U2 singer Paul David Hewson, best known by his stage name Bono, has come to recognize that capitalism is crucial in lifting people out of poverty in any permanent way.
He now calls institutionalized charity like foreign aid only a “stopgap,” not a basic cure for poverty — an understanding perhaps still too generous, since such aid can prevent needed economic and other reforms and thus help entrench poverty.
In any case, for decades Bono has both raised money from individuals for international charity and chastised government officials whose policies seemed too stingy (in spending other people’s money). Now he is surprised to be touting the pivotal virtues of money-making and entrepreneurship.
“Rock star preaches capitalism. Wow. Sometimes I hear myself and I just can’t believe it. But commerce is real. That’s what you’re about here. It’s real. Aid is just a stopgap. Commerce — entrepreneurial capitalism — takes more people out of poverty than aid. Of course we know that.” (See a clip of these words.)
The rock star’s epiphany came after a TED talk a few years ago by George Ayittey, in which the speaker “made a special effort to rip into the foreign aid establishment,” knowing that Bono was in the audience. When the star came up after the talk to express his disagreement, Ayittey gave him a copy of his ideology-changing book Africa Unchained: The Blueprint for Development.

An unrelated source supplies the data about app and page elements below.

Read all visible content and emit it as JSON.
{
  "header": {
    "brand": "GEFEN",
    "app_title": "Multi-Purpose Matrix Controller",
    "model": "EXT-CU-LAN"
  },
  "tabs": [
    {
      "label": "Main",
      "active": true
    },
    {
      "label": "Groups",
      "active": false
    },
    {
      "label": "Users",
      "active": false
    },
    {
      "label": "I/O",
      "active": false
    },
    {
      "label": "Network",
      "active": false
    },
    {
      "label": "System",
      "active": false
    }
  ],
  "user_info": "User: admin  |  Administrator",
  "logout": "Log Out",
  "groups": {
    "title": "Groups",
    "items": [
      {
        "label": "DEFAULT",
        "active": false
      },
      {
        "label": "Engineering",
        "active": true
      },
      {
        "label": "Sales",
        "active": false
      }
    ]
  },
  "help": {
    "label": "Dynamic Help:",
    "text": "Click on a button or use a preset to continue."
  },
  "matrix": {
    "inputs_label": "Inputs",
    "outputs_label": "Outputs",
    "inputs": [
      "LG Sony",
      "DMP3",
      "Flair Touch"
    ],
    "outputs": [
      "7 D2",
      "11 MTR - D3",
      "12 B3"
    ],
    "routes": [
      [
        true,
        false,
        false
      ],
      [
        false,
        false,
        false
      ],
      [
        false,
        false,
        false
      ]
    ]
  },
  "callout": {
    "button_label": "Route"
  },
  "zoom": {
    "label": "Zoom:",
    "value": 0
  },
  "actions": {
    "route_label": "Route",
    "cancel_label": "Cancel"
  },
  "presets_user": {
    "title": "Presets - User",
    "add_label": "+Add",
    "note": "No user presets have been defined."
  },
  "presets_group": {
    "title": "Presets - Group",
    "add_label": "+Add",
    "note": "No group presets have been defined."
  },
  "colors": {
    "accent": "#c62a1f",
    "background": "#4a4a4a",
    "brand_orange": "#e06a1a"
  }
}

Perspectives unchained by myth and politics are a good idea too.
This is Common Sense. I’m Paul Jacob.